- _PROVIDED ENTRIES_
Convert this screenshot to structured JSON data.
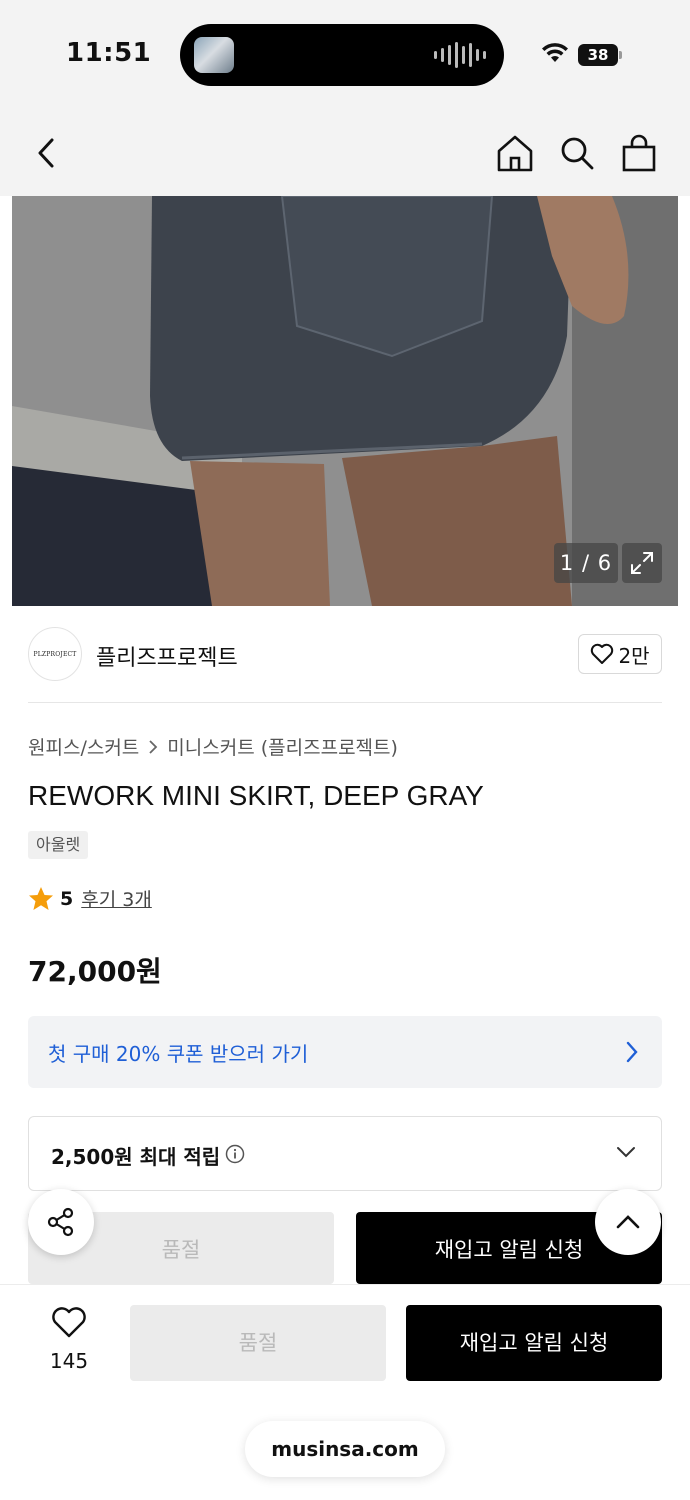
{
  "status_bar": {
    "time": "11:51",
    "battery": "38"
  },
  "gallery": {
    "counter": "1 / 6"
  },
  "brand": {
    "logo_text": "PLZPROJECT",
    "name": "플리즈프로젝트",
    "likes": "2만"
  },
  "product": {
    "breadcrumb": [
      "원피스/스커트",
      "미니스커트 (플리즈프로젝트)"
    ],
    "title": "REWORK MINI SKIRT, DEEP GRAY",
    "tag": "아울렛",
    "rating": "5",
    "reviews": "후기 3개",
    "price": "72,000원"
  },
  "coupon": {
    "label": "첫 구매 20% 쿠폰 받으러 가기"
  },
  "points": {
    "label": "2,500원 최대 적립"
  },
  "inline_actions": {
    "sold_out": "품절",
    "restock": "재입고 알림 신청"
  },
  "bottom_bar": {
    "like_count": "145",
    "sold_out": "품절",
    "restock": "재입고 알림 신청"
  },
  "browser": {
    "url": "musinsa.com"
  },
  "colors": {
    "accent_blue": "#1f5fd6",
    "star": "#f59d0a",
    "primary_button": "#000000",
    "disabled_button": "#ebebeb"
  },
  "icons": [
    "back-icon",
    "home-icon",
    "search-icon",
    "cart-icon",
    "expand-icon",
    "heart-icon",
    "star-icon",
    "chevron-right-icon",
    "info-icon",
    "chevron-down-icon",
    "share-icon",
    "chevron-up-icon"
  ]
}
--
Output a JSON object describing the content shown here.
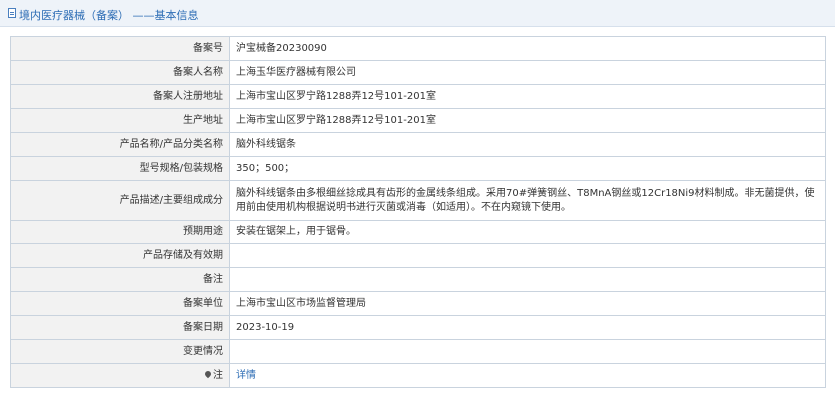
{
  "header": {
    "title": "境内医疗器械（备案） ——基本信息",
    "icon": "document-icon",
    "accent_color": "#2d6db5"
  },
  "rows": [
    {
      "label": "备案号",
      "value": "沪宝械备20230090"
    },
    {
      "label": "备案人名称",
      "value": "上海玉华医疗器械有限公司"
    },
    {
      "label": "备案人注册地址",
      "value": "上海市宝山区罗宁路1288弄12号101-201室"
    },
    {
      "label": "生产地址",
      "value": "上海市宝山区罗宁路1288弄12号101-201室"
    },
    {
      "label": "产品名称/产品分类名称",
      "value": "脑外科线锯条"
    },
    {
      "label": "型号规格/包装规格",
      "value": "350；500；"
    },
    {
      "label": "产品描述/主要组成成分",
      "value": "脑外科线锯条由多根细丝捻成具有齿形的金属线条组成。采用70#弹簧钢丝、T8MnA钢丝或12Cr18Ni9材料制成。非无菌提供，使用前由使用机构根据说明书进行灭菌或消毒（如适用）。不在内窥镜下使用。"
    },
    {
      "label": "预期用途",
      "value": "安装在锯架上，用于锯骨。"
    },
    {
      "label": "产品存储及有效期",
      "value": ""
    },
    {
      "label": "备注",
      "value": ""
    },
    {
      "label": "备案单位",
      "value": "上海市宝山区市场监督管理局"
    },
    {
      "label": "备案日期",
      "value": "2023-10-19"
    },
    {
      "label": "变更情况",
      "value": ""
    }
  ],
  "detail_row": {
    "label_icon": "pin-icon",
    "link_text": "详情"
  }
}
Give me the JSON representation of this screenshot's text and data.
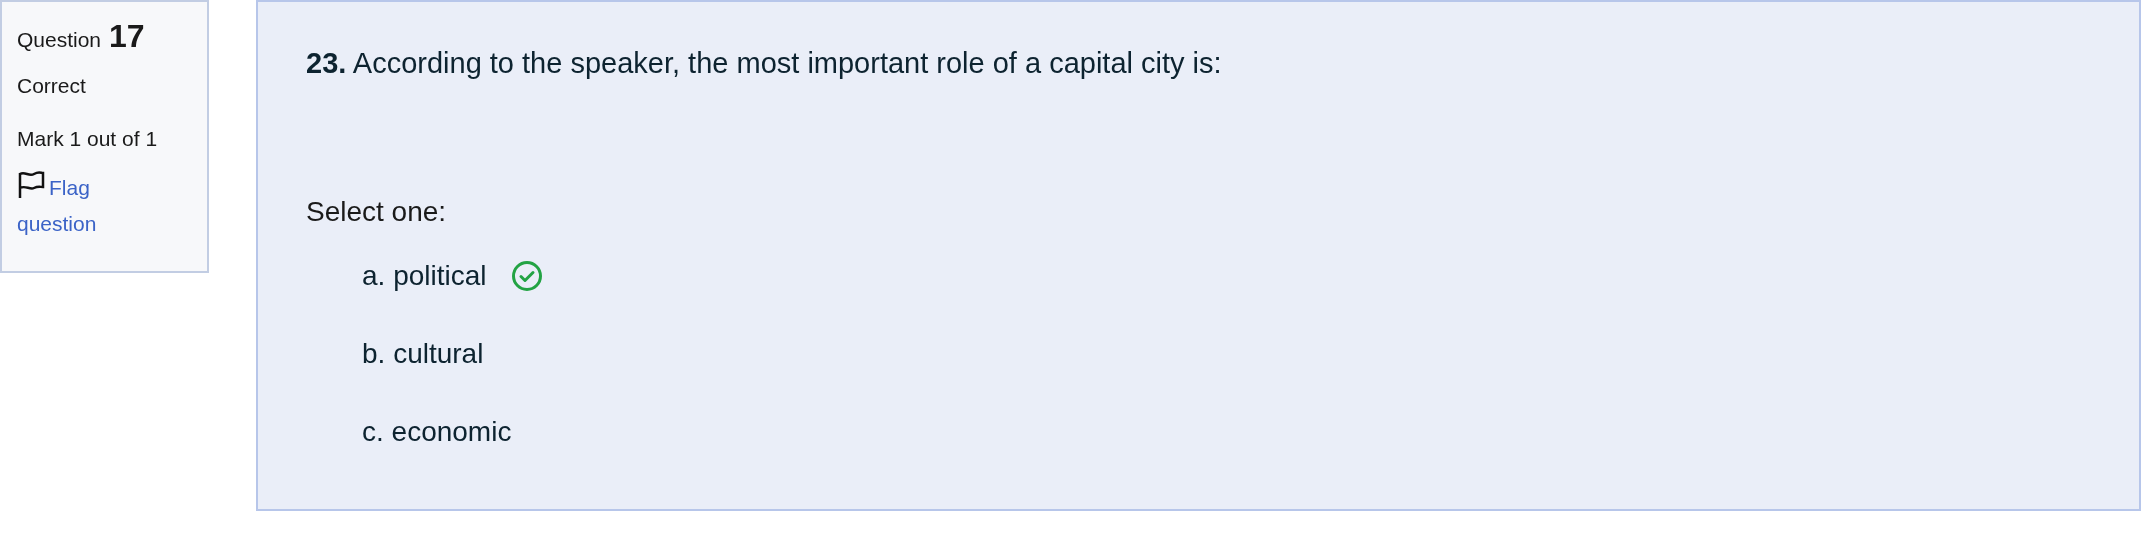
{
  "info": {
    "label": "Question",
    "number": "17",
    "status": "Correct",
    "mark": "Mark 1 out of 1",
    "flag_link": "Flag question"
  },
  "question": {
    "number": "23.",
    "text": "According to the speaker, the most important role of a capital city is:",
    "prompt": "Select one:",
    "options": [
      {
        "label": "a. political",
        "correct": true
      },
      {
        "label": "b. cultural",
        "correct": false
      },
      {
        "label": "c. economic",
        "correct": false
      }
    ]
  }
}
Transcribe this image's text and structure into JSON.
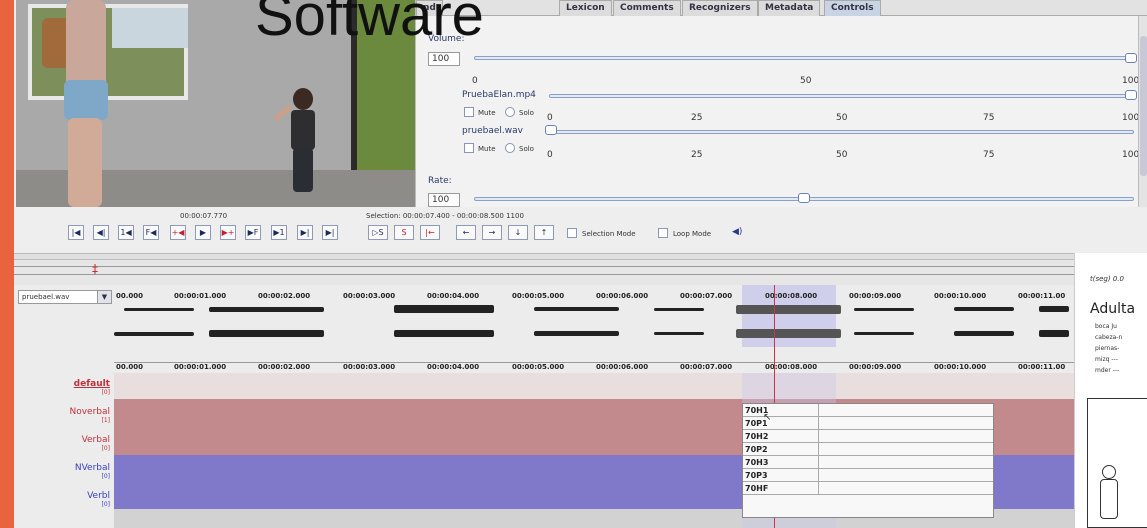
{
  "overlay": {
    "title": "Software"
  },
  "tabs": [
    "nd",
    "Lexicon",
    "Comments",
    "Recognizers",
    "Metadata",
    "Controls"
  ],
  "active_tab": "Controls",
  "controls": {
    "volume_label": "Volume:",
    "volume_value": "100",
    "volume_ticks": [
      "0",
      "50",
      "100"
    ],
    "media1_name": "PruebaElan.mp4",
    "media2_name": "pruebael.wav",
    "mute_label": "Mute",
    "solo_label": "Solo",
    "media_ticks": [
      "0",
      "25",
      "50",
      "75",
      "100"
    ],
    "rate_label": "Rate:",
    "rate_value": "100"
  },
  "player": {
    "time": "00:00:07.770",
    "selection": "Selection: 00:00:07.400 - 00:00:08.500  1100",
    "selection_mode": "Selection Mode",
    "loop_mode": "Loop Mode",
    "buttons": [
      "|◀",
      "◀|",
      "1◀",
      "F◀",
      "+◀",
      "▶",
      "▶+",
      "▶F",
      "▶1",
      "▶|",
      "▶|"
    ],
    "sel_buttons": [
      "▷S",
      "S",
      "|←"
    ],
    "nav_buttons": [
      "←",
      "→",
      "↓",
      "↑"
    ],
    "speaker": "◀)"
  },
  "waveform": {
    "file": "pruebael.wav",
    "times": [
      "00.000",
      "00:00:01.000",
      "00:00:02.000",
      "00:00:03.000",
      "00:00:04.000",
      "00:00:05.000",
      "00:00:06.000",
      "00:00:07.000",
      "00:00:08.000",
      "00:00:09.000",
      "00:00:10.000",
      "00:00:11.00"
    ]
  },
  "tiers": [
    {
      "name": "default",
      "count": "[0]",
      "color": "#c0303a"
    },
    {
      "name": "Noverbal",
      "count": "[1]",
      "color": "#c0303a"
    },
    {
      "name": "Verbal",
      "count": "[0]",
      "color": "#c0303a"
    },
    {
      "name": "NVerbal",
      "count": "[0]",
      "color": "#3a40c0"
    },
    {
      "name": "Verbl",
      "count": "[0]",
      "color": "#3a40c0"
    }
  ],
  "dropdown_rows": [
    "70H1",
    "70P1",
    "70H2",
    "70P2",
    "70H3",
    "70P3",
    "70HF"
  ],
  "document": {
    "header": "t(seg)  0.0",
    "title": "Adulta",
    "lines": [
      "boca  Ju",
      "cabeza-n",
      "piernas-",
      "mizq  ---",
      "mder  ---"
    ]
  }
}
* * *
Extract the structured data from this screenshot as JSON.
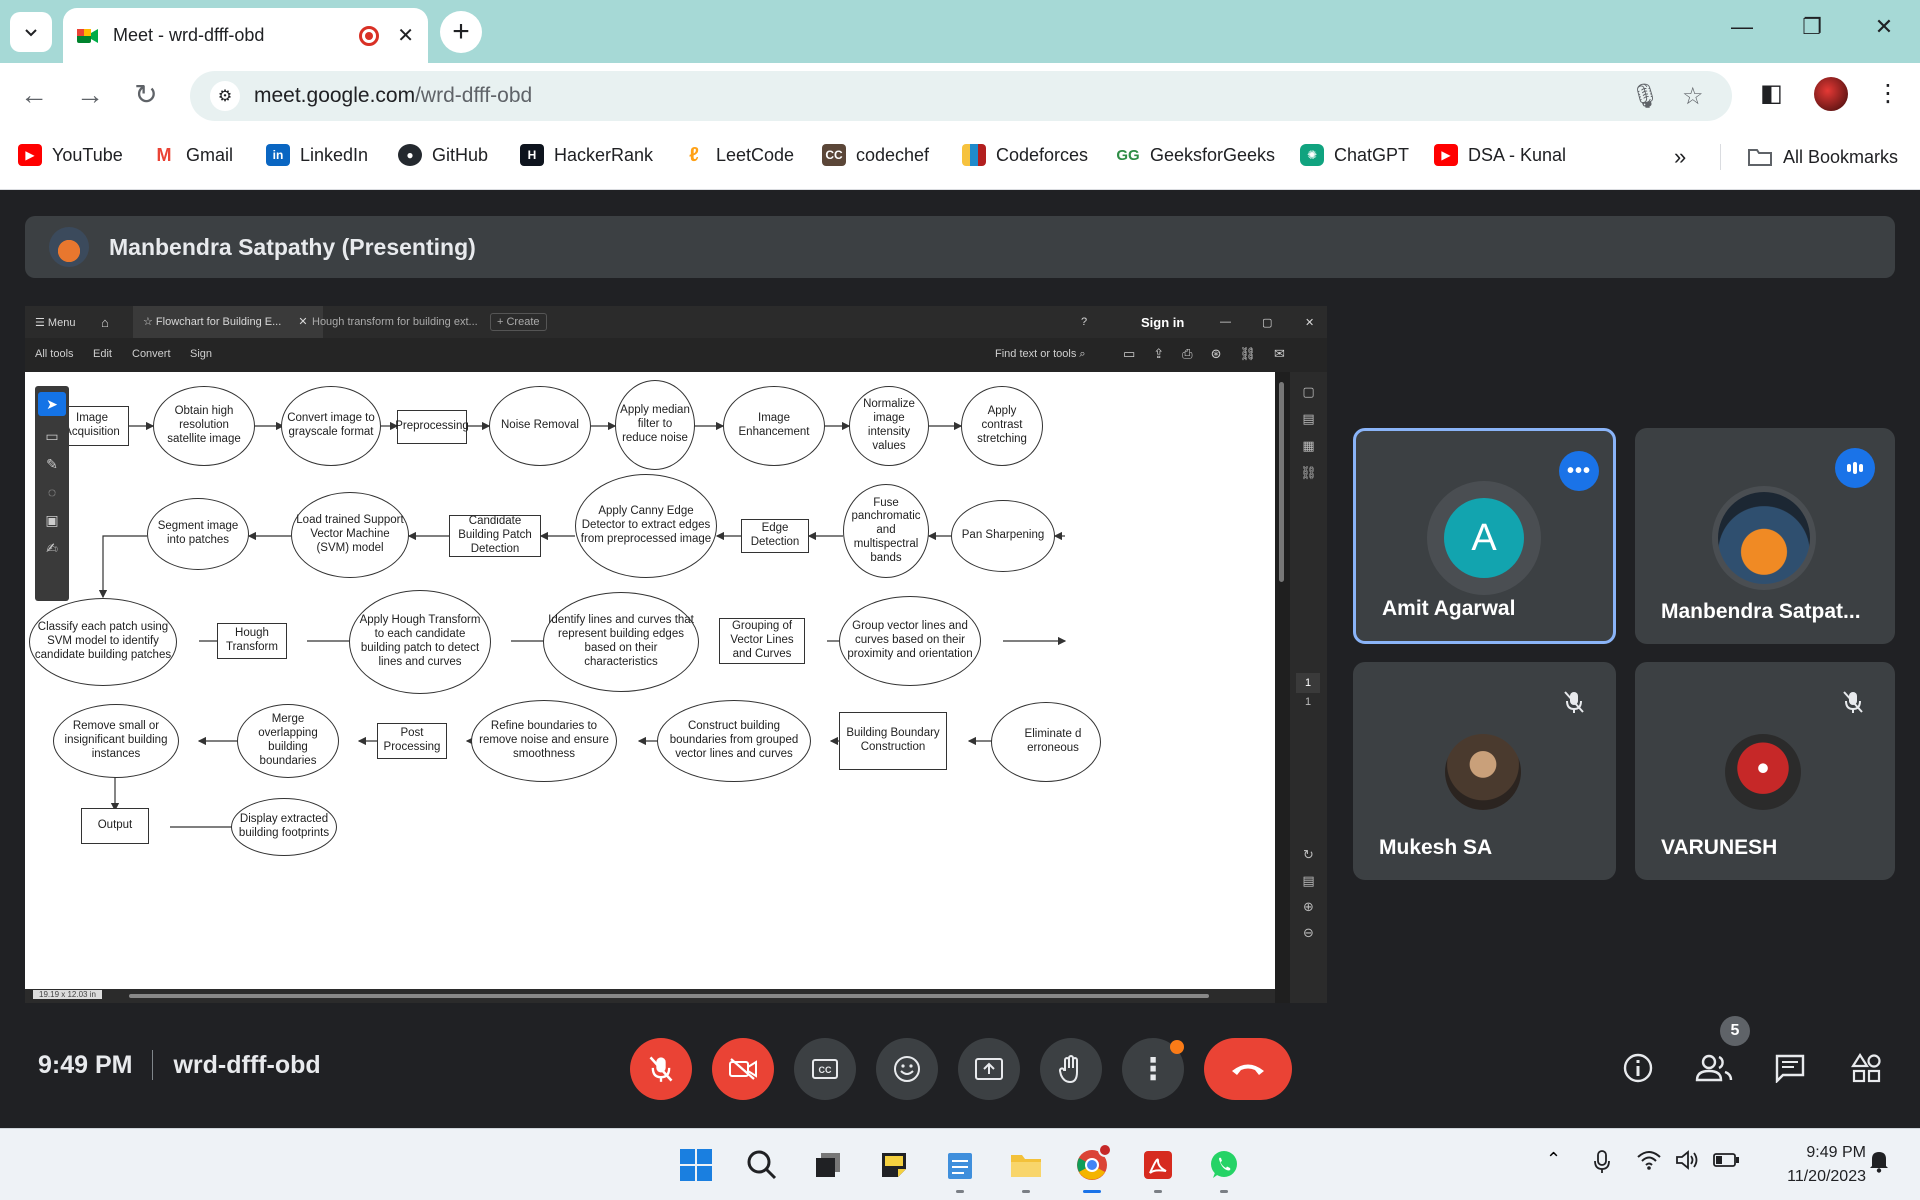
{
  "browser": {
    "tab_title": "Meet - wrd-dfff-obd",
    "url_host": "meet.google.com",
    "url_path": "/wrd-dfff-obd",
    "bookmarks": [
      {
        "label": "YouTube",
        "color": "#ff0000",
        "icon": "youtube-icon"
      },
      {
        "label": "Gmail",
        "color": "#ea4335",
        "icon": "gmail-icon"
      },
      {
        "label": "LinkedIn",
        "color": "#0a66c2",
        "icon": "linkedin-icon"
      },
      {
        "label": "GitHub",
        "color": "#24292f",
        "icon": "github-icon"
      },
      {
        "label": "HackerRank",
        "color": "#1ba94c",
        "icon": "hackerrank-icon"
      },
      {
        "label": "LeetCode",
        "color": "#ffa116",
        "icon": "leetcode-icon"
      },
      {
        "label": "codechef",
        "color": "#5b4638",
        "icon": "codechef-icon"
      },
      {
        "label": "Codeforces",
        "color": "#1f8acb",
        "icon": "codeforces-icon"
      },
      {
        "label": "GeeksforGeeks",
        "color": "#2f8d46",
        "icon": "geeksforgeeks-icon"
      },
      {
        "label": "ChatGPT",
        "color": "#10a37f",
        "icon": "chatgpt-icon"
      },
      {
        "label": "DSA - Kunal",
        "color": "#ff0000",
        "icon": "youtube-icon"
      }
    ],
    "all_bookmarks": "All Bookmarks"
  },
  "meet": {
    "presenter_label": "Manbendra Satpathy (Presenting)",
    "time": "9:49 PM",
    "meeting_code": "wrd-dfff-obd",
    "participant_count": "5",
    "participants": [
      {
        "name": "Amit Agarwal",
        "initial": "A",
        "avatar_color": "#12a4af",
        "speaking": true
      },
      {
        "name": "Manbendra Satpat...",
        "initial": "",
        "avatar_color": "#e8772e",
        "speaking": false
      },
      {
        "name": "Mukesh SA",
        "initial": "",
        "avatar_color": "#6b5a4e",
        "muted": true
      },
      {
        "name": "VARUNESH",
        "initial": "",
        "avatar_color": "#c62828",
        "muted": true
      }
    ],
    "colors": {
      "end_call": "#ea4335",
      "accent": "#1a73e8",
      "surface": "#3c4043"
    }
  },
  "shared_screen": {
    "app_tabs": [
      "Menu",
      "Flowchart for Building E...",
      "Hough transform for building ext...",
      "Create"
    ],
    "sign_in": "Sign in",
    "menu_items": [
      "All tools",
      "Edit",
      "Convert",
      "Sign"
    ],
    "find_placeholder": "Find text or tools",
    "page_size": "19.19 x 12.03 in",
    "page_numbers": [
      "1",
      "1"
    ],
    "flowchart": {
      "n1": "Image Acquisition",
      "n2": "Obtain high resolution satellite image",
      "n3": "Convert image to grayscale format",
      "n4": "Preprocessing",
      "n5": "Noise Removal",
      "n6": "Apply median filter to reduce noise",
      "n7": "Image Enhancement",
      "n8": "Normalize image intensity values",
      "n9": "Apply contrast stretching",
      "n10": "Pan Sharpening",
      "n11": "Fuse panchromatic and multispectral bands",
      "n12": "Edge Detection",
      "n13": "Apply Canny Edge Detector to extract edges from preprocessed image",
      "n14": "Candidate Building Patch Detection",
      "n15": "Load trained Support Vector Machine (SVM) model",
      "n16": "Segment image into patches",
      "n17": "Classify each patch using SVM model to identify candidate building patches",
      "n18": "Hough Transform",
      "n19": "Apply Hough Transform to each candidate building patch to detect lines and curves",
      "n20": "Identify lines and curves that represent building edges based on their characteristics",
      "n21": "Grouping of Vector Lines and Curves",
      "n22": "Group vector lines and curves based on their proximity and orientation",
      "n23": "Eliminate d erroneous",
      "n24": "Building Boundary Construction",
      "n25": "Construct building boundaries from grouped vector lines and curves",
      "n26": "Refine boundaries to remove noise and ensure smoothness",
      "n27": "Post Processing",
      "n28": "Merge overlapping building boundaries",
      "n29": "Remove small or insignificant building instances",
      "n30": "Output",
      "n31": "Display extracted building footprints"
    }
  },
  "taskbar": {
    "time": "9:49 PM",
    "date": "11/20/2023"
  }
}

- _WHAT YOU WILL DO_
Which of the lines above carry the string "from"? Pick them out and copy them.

- _SOLUTION TO THIS PROBLEM_
Extract the structured data from this screenshot as JSON.
      "n13": "Apply Canny Edge Detector to extract edges from preprocessed image",
      "n25": "Construct building boundaries from grouped vector lines and curves",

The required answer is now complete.